Cassidy Says He's Eager To Get Out And Start Recording Again

Philly rapper in prison on involuntary manslaughter charges.

Less than a week after being convicted of involuntary manslaughter and two counts of aggravated assault, Cassidy is already planning out his future from behind bars.

The Philadelphia rapper, who could serve nearly two years (see "Cassidy Convicted Of Involuntary Manslaughter — Will Be Eligible For Parole Soon"), spoke out from Philly's Curran-Fromhold Correctional Facility for the first time Monday (January 30), saying, "While I am pleased that I was cleared of the murder charges, my satisfaction is not long lasting, because of the death of someone who I considered to be my friend, Des Hawkins.

"And while I am eager to resume my career as a recording artist, writer and performer," he continued in a statement issued via his attorney, "I am also eager to be reunited with my family, friends and fans."
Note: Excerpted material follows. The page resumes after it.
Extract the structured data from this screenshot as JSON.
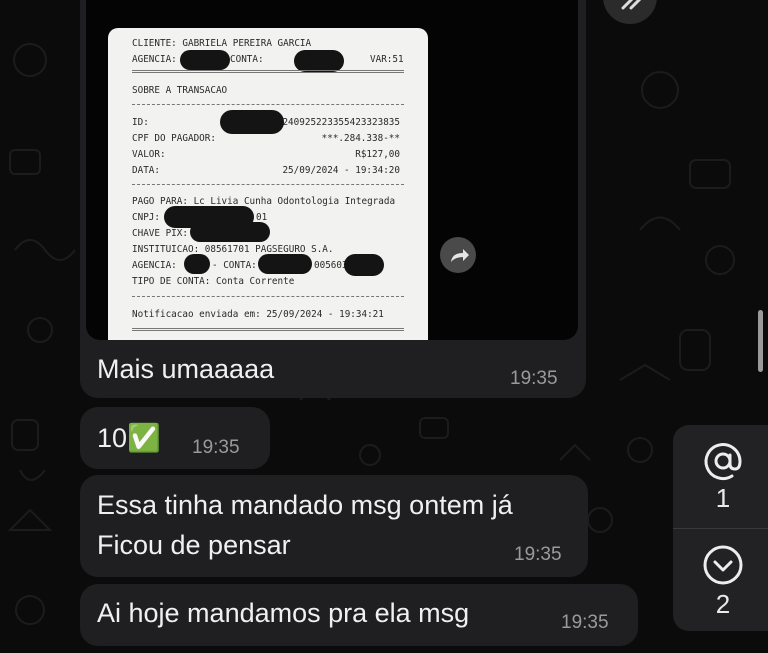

Cassidy, whose real name is Barry Reese, was also convicted of possession of an instrument of crime for his involvement in the death of Hawkins, who was killed during a gunfight between two groups of men at Cassidy's home on April 15. Police found the rapper housing a sizable amount of ammunition at his pad, some of which matched the casings found at the crime scene.

Cass said he considers the incident a learning experience and hopes his young fans see his predicament as a warning of what not to do. He also noted that he shares the message delivered in court by Hawkins' father, who urged all parents to love their children and be there for them in their time of need.

"As the father of a young child myself, spending much time on the road and in the studio, away from home, I am relieved that I will soon be home," said Cass, who expects to be released on parole in the next two to three months, thanks to several months' credit for time served since turning himself in to police in June (see "Cassidy Turns Himself In On Murder, Weapons Charges").

"When Cassidy gets out, do not expect us to promote this situation as a cocky and violent situation, but as a blessed situation," said producer Swizz Beatz, a close friend of Cassidy's. "Cass will continue to make great music, but in a positive way, educating the youth that violence is never the answer, [and] we'll do the rest of the talking with the music."

Upon his release, the two plan to hit the studio and churn out tracks for Cassidy's next album, which they hope to put out by summer (see "Swizz Beatz Says He's Eager To Lay Down Beats With Cassidy").

Meanwhile, Cass is slated to drop his latest single, "Cassidy (The Anthem)," on February 28. The track, which will be released as a 12-inch vinyl, was originally recorded for, but never featured on, his sophomore LP, last summer's I'm a Hustla. It will also be widely available as a ringtone starting Tuesday and as a digital single on February 14.